Ayahuasca Foundation Ayahuasca Retreats led by authentic Shipibo curanderos in Iquitos Peru

Ayahuasca Foundation our ayahuasca retreats courses shipibo research in PeruThe Ayahuasca Foundation only uses two plants in its preparation of ayahuasca, the ayahuasca vine (banisteriopsis caapi) and chacruna leaves (psychotria viridis). We also only use Cielo Ayahuasca. We do not use any admixture plants at all. Our ayahuasca is made at our school for plant medicine, surrounded by medicinal plants and overseen by our curanderos and their family members. We do not buy brewed ayahuasca.


The first step is to clean the vine segments of moss or other plant matter that is not ayahuasca. This can be done by washing the vine segments or by scraping the bark with a knife to ensure that nothing other than the ayahuasca vine will be going into the brew. Making ayahuasca is a long process, so sometimes the vines are cut and cleaned one day and prepared the next. Fasting is often practiced during the preparation of the sacred medicine to maintain energetic purity.

Once the vine segments are clean they are then mashed with a wooden mallet or hammer. This breaks the vine into thinner strands, increasing their surface area and allowing more extraction of their medicinal essence. The vines are hard, so it is important to strike them well but not so hard as to pulverize the segments. Sometimes, the curanderos sing icaros during this process to communicate their intentions with the spirit of the vine and make the effects stronger.

Once the vine segments are mashed into thin strands, they are placed in the pot along with the chacruna leaves, which are torn into small pieces. Then, water is poured in until it just covers the plant material entirely. The pot is put over a fire and brought to a boil. Cooking times vary greatly as do cooking temperatures, controlled by the size of the fire, but the goal is the same: to reduce the water in the pot while absorbing the medicinal essences of the plants being cooked.

When the curandero feels the brew has cooked long enough, the water is removed from the pot and saved, leaving the plant material. This is called the first ‘wash.’ More water is then added to the plant material and the boiling process is repeated. This procedure may be done several times with the same plant material. Each reduction increases the strength of the final brew because more medicine is extracted each time and more liquid is produced for the last reduction, which is done without plant material.
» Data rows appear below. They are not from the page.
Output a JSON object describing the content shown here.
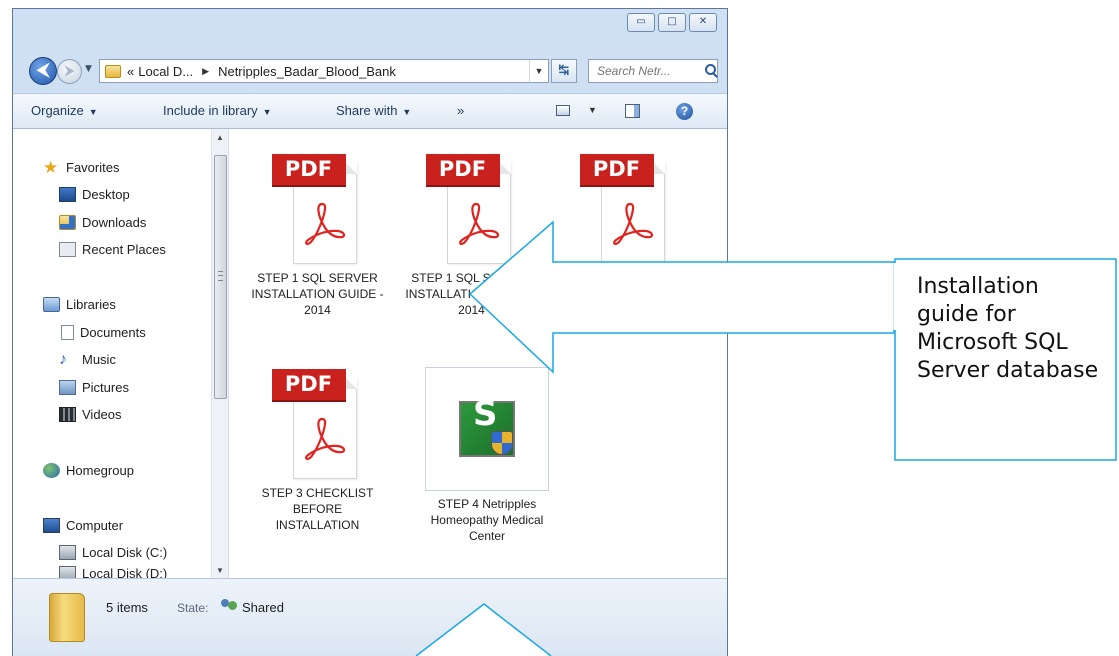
{
  "window": {
    "controls": {
      "minimize": "▭",
      "maximize": "□",
      "close": "✕"
    }
  },
  "address": {
    "crumb_overflow": "«",
    "crumbs": [
      "Local D...",
      "Netripples_Badar_Blood_Bank"
    ],
    "search_placeholder": "Search Netr..."
  },
  "toolbar": {
    "organize": "Organize",
    "include_in_library": "Include in library",
    "share_with": "Share with",
    "more": "»"
  },
  "nav": {
    "favorites": "Favorites",
    "desktop": "Desktop",
    "downloads": "Downloads",
    "recent_places": "Recent Places",
    "libraries": "Libraries",
    "documents": "Documents",
    "music": "Music",
    "pictures": "Pictures",
    "videos": "Videos",
    "homegroup": "Homegroup",
    "computer": "Computer",
    "local_disk_c": "Local Disk (C:)",
    "local_disk_d": "Local Disk (D:)"
  },
  "files": [
    {
      "name": "STEP 1 SQL SERVER INSTALLATION GUIDE - 2014",
      "badge": "PDF"
    },
    {
      "name": "STEP 1 SQL SERVER INSTALLATION GUIDE - 2014",
      "badge": "PDF"
    },
    {
      "name": "",
      "badge": "PDF"
    },
    {
      "name": "STEP 3 CHECKLIST BEFORE INSTALLATION",
      "badge": "PDF"
    },
    {
      "name": "STEP 4 Netripples Homeopathy Medical Center",
      "badge": ""
    }
  ],
  "details": {
    "count": "5 items",
    "state_label": "State:",
    "state_value": "Shared"
  },
  "callout": {
    "text": "Installation guide for Microsoft SQL Server database"
  },
  "colors": {
    "callout_border": "#1aa7e6",
    "pdf_red": "#c9211e",
    "acrobat_red": "#e0241f"
  }
}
Once all the reductions are done, just the liquid is combined and put back on the fire to reduce it further. The reduction is the final step in the cooking process and determines the strength of each dose. Therefore, the curanderos watch carefully as the liquid is reduced, making sure that it is at the strength he/she desires. The curandero stays with the brew the entire time during its preparation.

When the brew if finally done cooking, it is taken off the fire to cool. Dozens of liters of water are reduced into one or two liters of prepared medicine. The final step, when the brew has cooled, is to filter the medicine to remove any remaining plant material. This is often done with a fine cloth. The curandero then says a final prayer over the medicine to bless it. The brown liquid is then put into a bottle to save for the ceremony.